NZ Story Has Mirror Image In Britain
An eagle eyed reader of the Scoop last Thursday saw amazing similarities between 'Tetraplegic Jailed For Medicinal Cannabis' and a story running along the same lines on the BBS website (bbc.co.uk)
In New Zealand, tetraplegic
Danuiel Clark came to the notice of the media after he
complained about his treatment in prison. He had been
sentenced to three weeks in prison after refusing to pay a
fine or some sort of periodic detention following his
conviction for cultivation of cannabis for personal supply.
Mr Clark said he uses cannabis as a pain killer and to combat the negative side effects of his prescription drugs that he must take every day. In 1994, his application to grow small amounts of cannabis, under supervision, for medicinal purposes was rejected.
Under the law such an application is possible, but no permit has ever been granted and the Ministry of Health has made it clear an application would only be seriously considered as part of a clinical trial.
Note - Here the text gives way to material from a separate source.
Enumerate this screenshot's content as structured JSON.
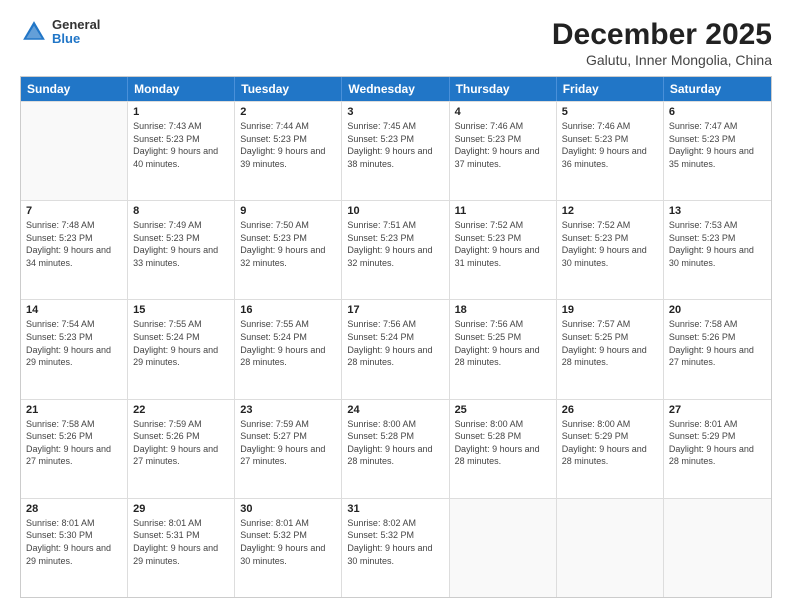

In Britain, the BBC reported last Thursday that a man who grew cannabis to relieve his pain from spinal injuries was acquitted of cultivating and possessing the drug with intent to supply.
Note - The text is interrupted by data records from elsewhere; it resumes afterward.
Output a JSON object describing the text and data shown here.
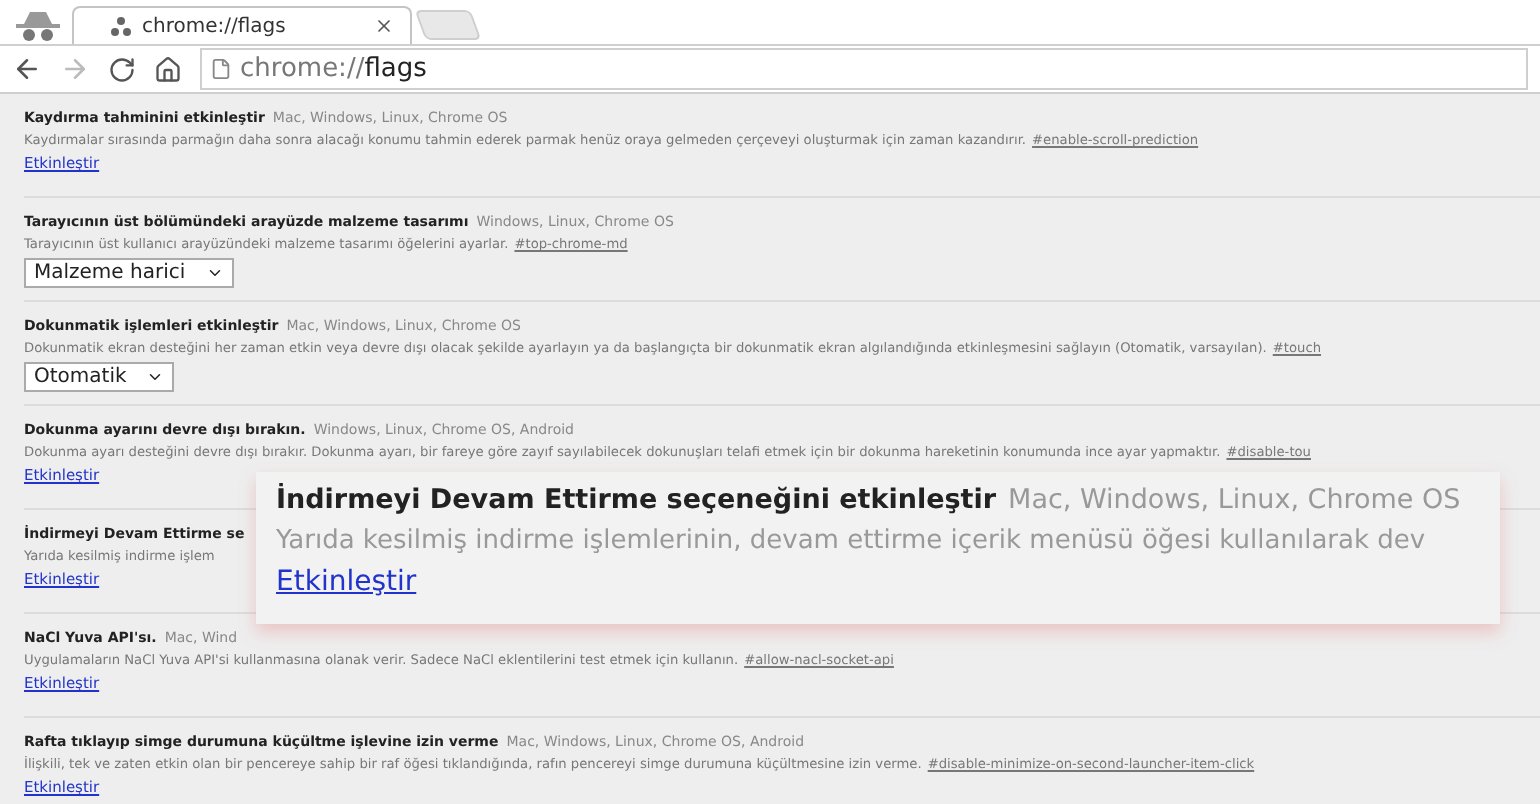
{
  "tabs": [
    {
      "title": "chrome://flags",
      "selected": true
    }
  ],
  "address": {
    "prefix": "chrome://",
    "host": "flags"
  },
  "flags": [
    {
      "kind": "link",
      "title": "Kaydırma tahminini etkinleştir",
      "platforms": "Mac, Windows, Linux, Chrome OS",
      "description": "Kaydırmalar sırasında parmağın daha sonra alacağı konumu tahmin ederek parmak henüz oraya gelmeden çerçeveyi oluşturmak için zaman kazandırır.",
      "anchor": "#enable-scroll-prediction",
      "action": "Etkinleştir"
    },
    {
      "kind": "select",
      "title": "Tarayıcının üst bölümündeki arayüzde malzeme tasarımı",
      "platforms": "Windows, Linux, Chrome OS",
      "description": "Tarayıcının üst kullanıcı arayüzündeki malzeme tasarımı öğelerini ayarlar.",
      "anchor": "#top-chrome-md",
      "value": "Malzeme harici"
    },
    {
      "kind": "select",
      "title": "Dokunmatik işlemleri etkinleştir",
      "platforms": "Mac, Windows, Linux, Chrome OS",
      "description": "Dokunmatik ekran desteğini her zaman etkin veya devre dışı olacak şekilde ayarlayın ya da başlangıçta bir dokunmatik ekran algılandığında etkinleşmesini sağlayın (Otomatik, varsayılan).",
      "anchor": "#touch",
      "value": "Otomatik"
    },
    {
      "kind": "link",
      "title": "Dokunma ayarını devre dışı bırakın.",
      "platforms": "Windows, Linux, Chrome OS, Android",
      "description": "Dokunma ayarı desteğini devre dışı bırakır. Dokunma ayarı, bir fareye göre zayıf sayılabilecek dokunuşları telafi etmek için bir dokunma hareketinin konumunda ince ayar yapmaktır.",
      "anchor": "#disable-tou",
      "action": "Etkinleştir"
    },
    {
      "kind": "link",
      "title": "İndirmeyi Devam Ettirme se",
      "description": "Yarıda kesilmiş indirme işlem",
      "action": "Etkinleştir"
    },
    {
      "kind": "link",
      "title": "NaCl Yuva API'sı.",
      "platforms": "Mac, Wind",
      "description": "Uygulamaların NaCl Yuva API'si kullanmasına olanak verir. Sadece NaCl eklentilerini test etmek için kullanın.",
      "anchor": "#allow-nacl-socket-api",
      "action": "Etkinleştir"
    },
    {
      "kind": "link",
      "title": "Rafta tıklayıp simge durumuna küçültme işlevine izin verme",
      "platforms": "Mac, Windows, Linux, Chrome OS, Android",
      "description": "İlişkili, tek ve zaten etkin olan bir pencereye sahip bir raf öğesi tıklandığında, rafın pencereyi simge durumuna küçültmesine izin verme.",
      "anchor": "#disable-minimize-on-second-launcher-item-click",
      "action": "Etkinleştir"
    }
  ],
  "callout": {
    "title": "İndirmeyi Devam Ettirme seçeneğini etkinleştir",
    "platforms": "Mac, Windows, Linux, Chrome OS",
    "description": "Yarıda kesilmiş indirme işlemlerinin, devam ettirme içerik menüsü öğesi kullanılarak dev",
    "action": "Etkinleştir"
  }
}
Colin Davies, 42, was acquitted by a jury at Manchester Crown Court after a three-day trial despite admitting that he had set up a co-operative to help fellow pain sufferers by providing them with cannabis.
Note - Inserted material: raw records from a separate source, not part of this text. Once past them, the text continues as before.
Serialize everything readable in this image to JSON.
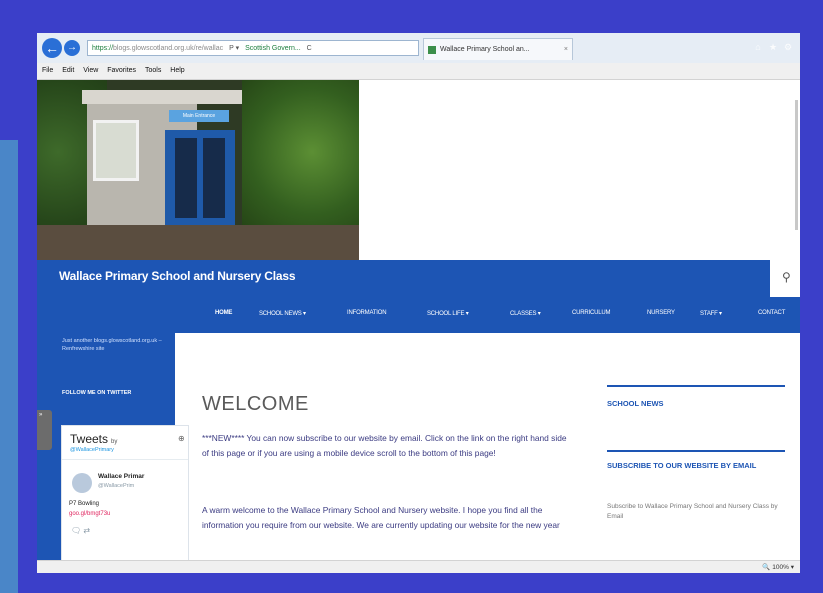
{
  "browser": {
    "address": {
      "secure": "https://",
      "url": "blogs.glowscotland.org.uk/re/wallac",
      "search": "P ▾",
      "cert": "Scottish Govern...",
      "refresh": "C"
    },
    "tab": {
      "title": "Wallace Primary School an...",
      "close": "×"
    },
    "menu": [
      "File",
      "Edit",
      "View",
      "Favorites",
      "Tools",
      "Help"
    ],
    "window_controls": [
      "⌂",
      "★",
      "⚙"
    ],
    "zoom": "🔍 100%  ▾"
  },
  "site": {
    "title": "Wallace Primary School and Nursery Class",
    "search_icon": "search-icon",
    "nav": [
      "HOME",
      "SCHOOL NEWS ▾",
      "INFORMATION",
      "SCHOOL LIFE ▾",
      "CLASSES ▾",
      "CURRICULUM",
      "NURSERY",
      "STAFF ▾",
      "CONTACT"
    ],
    "sidebar_text": "Just another blogs.glowscotland.org.uk – Renfrewshire site",
    "follow": "FOLLOW ME ON TWITTER",
    "hero_sign": "Main Entrance"
  },
  "twitter": {
    "title": "Tweets",
    "by": "by",
    "handle": "@WallacePrimary",
    "name": "Wallace Primar",
    "sub_handle": "@WallacePrim",
    "body": "P7 Bowling",
    "link": "goo.gl/bmgt73u",
    "icons": "🗨   ⇄"
  },
  "main": {
    "heading": "WELCOME",
    "para1": "***NEW**** You can now subscribe to our website by email. Click on the link on the right hand side of this page or if you are using a mobile device scroll to the bottom of this page!",
    "para2": "A warm welcome to the Wallace Primary School and Nursery website. I hope you find all the information you require from our website. We are currently updating our website for the new year"
  },
  "right": {
    "news": "SCHOOL NEWS",
    "subscribe": "SUBSCRIBE TO OUR WEBSITE BY EMAIL",
    "subscribe_text": "Subscribe to Wallace Primary School and Nursery Class by Email"
  },
  "colors": {
    "brand": "#1d55b4",
    "slide_bg": "#3b3fc9"
  }
}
Mr Davies, an unemployed joiner, admitted
starting to take cannabis three years ago after suffering
from the side effects of conventional drugs which he took to
relieve the pain caused by serious spinal injuries.
These were sustained in a fall five years ago.
He pleaded not guilty to cultivating and possessing cannabis in his flat with intent to supply, claiming he was forced to use it out of medical necessity and that he supplied it to two sufferers of multiple sclerosis for the same reason.
The jury were not swayed by the prosecution pointing out “There is no defence because Mr Davies did cultivate cannabis and did supply it."
The case shows the benefits of pleading not-guilty and electing for a jury trial in emotive cases.
The British case had a futter sequel in Westminster on Thursday when a backbencher’s bill to decriminalise cannabis for medical use was blocked.
One shout of "object" by was enough to kill-off the Misuse of Drugs (Amendment) Bill, piloted by Mr Flynn without debate or a vote.
Earlier in the week, the Prime Minister, Tony
Blair ruled out his Government having any rethink of the